The Teloschistaceae are collectively a model system to reconstruct the evolution of lichen growth forms because all main growth forms (including a major reduction of the thallus [Fig. 1A], and most intermediate forms) are found, and seem to be evolving quickly, in this family (Fig. 1A-C). Lichens are also known to produce a wide variety of unique secondary compounds, especially polyketide derivatives, terpenes and pulvinic acid derivatives. These chemical compounds are of ecological, taxonomic and evolutionary importance. Hence, another specific goal of our first main objective focusing on the families within the Teloschistales is to better understand the evolution of their secondary compounds. Members of the Teloschistales (and the Teloschistaceae alone) are found growing on all main types of substrates lichens are known to colonize, such as rocks, soils, mosses, dead wood and bark of living woody plants. This exhaustive study of the Teloschistales was designed to reconstruct and date the transitions from one substrate to another and determine how these transitions relate to the evolution of land plants. Our nearly complete lack of understanding of how these three major traits evolved, linked to the absence of a comprehensive phylogenetic framework and systematic phenotypic characterization of each major clades has been impeding our ability to change the classification the Teloschistales, which has been known to be flawed for more than half a century.

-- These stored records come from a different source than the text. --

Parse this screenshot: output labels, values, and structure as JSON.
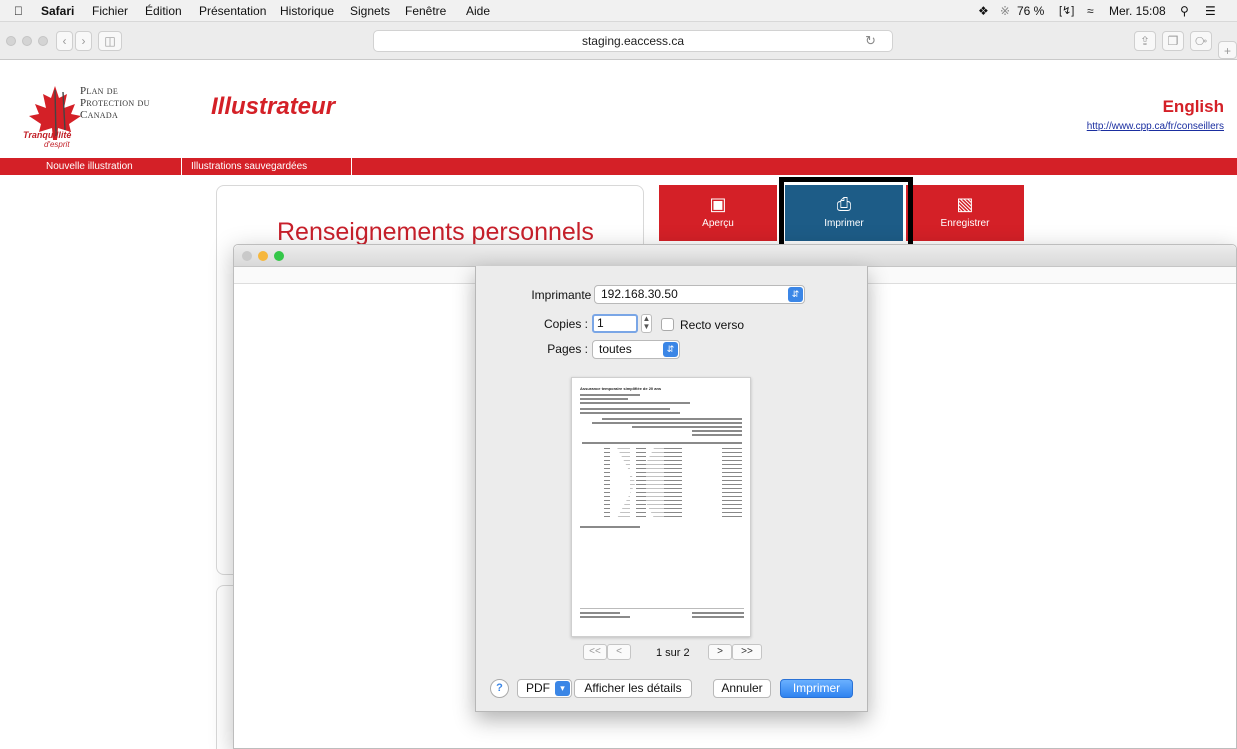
{
  "menubar": {
    "app": "Safari",
    "items": [
      "Fichier",
      "Édition",
      "Présentation",
      "Historique",
      "Signets",
      "Fenêtre",
      "Aide"
    ],
    "battery": "76 %",
    "clock": "Mer. 15:08"
  },
  "browser": {
    "url": "staging.eaccess.ca"
  },
  "site": {
    "logo_line1": "Plan de",
    "logo_line2": "Protection du",
    "logo_line3": "Canada",
    "logo_tag1": "Tranquillité",
    "logo_tag2": "d'esprit",
    "app_title": "Illustrateur",
    "lang_link": "English",
    "advisor_link": "http://www.cpp.ca/fr/conseillers",
    "nav": [
      "Nouvelle illustration",
      "Illustrations sauvegardées"
    ],
    "card_title": "Renseignements personnels",
    "actions": {
      "preview": "Aperçu",
      "print": "Imprimer",
      "save": "Enregistrer"
    }
  },
  "print_dialog": {
    "printer_label": "Imprimante :",
    "printer_value": "192.168.30.50",
    "copies_label": "Copies :",
    "copies_value": "1",
    "duplex_label": "Recto verso",
    "pages_label": "Pages :",
    "pages_value": "toutes",
    "preview_doc_title": "Assurance temporaire simplifiée de 20 ans",
    "page_indicator": "1 sur 2",
    "pager": {
      "first": "<<",
      "prev": "<",
      "next": ">",
      "last": ">>"
    },
    "help": "?",
    "pdf": "PDF",
    "details": "Afficher les détails",
    "cancel": "Annuler",
    "print": "Imprimer"
  },
  "colors": {
    "brand_red": "#d42027",
    "button_blue": "#1d5c87",
    "mac_blue": "#3b86e6"
  }
}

The reproductive biology of lichens has rarely been studied. The genetic mechanism responsible for lichen-forming ascomycetes to either reproduce sexually (Fig. 1) or to disperse by means of specialized vegetative symbiotic propagules containing both symbionts (Fig. 2) is unknown. Yet, these different types of reproduction determine if the photobiont is transmitted horizontally (sexual reproduction of the mycobiont) or vertically (asexual reproduction with vegetative symbiotic propagules) from generation to generation. Lichen-forming fungal species are usually mostly committed to reproduce sexually (e.g., Fig. 1) or asexually (Fig. 2), suggesting a genetic switch being involved. One key factor governing the sexual reproductive mode in fungi is the presence/absence of so-called mating-type (MAT) genes. In obligate outcrossing (heterothallic) species two nonallelic versions of the locus, termed idiomorphs, are found in isolates with complementary mating types. In contrast, facultative selfing (homothallic) species usually contain a single MAT locus with both mating types. The evidence cumulated so far support the expectation that asexual reproduction through specialized symbiotic propagules is restricted to obligate outcrossing heterothallic individuals of lichens. The impact of changes in mating systems (i.e., from heterothallism to homothallism) on speciation has been studied in some Teloschistaceae. Preliminary studies on lichens support the current view that homothallism is always the derived state, as the most common and widespread Teloschistaceae turned out to be homothallic. This unidirectional model of evolution has never been tested within a phylogenetic framework.

Figure 2. Lichen (Xanthomendoza mendozae) reproducing asexually with abundant specialized propagules (soredia [arrow]) containing both symbionts. Photo by C. Wagner.